_EXERCISE REQUIREMENTS_:
Copy every entry as is. Leave images out.

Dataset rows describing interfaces
################

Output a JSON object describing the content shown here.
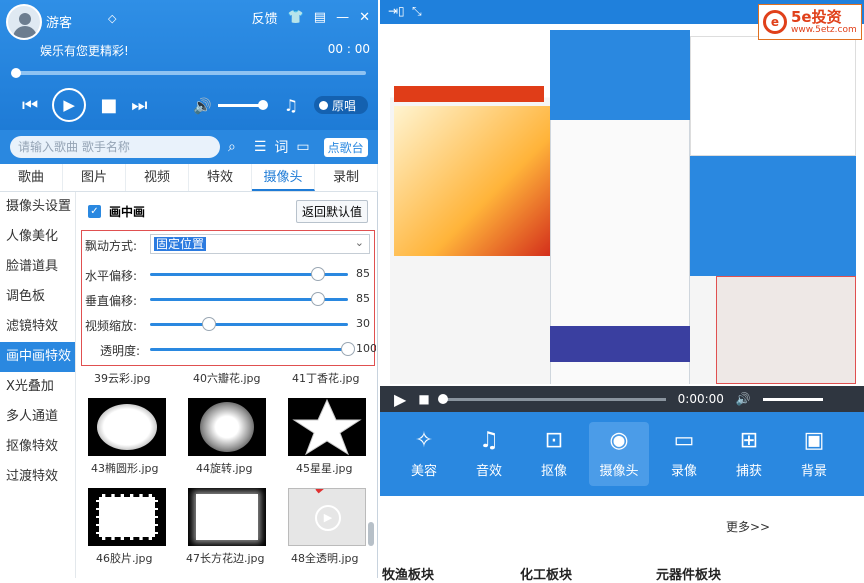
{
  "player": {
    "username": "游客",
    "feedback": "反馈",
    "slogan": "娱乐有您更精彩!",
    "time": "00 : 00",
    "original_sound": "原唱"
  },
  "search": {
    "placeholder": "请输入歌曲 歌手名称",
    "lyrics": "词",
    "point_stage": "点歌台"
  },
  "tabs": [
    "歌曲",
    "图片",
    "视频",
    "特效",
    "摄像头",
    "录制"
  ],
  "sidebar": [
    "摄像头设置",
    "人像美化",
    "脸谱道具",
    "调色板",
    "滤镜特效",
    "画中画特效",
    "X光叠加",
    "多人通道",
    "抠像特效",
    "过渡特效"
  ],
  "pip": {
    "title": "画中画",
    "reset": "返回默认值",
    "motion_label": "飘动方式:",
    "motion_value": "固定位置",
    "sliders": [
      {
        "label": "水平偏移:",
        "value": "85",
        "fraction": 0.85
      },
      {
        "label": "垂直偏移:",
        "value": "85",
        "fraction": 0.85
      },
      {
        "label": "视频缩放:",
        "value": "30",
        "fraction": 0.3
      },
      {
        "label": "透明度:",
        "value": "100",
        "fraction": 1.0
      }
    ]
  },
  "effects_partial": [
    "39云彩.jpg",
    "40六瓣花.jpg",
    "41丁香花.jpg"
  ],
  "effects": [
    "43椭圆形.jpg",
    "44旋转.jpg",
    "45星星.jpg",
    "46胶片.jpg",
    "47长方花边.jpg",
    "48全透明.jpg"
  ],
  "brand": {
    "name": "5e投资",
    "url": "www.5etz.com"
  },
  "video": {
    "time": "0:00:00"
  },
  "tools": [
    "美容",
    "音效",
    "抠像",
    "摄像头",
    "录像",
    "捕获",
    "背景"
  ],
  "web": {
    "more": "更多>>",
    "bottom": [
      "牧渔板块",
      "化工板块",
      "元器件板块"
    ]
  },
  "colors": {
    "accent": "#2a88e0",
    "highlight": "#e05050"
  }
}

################

_ANSWER TO THIS PROBLEM_:
Output a JSON object describing the content shown here.
{
  "player": {
    "username": "游客",
    "feedback": "反馈",
    "slogan": "娱乐有您更精彩!",
    "time": "00 : 00",
    "original_sound": "原唱"
  },
  "search": {
    "placeholder": "请输入歌曲 歌手名称",
    "lyrics": "词",
    "point_stage": "点歌台"
  },
  "tabs": [
    "歌曲",
    "图片",
    "视频",
    "特效",
    "摄像头",
    "录制"
  ],
  "sidebar": [
    "摄像头设置",
    "人像美化",
    "脸谱道具",
    "调色板",
    "滤镜特效",
    "画中画特效",
    "X光叠加",
    "多人通道",
    "抠像特效",
    "过渡特效"
  ],
  "pip": {
    "title": "画中画",
    "reset": "返回默认值",
    "motion_label": "飘动方式:",
    "motion_value": "固定位置",
    "sliders": [
      {
        "label": "水平偏移:",
        "value": "85",
        "fraction": 0.85
      },
      {
        "label": "垂直偏移:",
        "value": "85",
        "fraction": 0.85
      },
      {
        "label": "视频缩放:",
        "value": "30",
        "fraction": 0.3
      },
      {
        "label": "透明度:",
        "value": "100",
        "fraction": 1.0
      }
    ]
  },
  "effects_partial": [
    "39云彩.jpg",
    "40六瓣花.jpg",
    "41丁香花.jpg"
  ],
  "effects": [
    "43椭圆形.jpg",
    "44旋转.jpg",
    "45星星.jpg",
    "46胶片.jpg",
    "47长方花边.jpg",
    "48全透明.jpg"
  ],
  "brand": {
    "name": "5e投资",
    "url": "www.5etz.com"
  },
  "video": {
    "time": "0:00:00"
  },
  "tools": [
    "美容",
    "音效",
    "抠像",
    "摄像头",
    "录像",
    "捕获",
    "背景"
  ],
  "web": {
    "more": "更多>>",
    "bottom": [
      "牧渔板块",
      "化工板块",
      "元器件板块"
    ]
  },
  "colors": {
    "accent": "#2a88e0",
    "highlight": "#e05050"
  }
}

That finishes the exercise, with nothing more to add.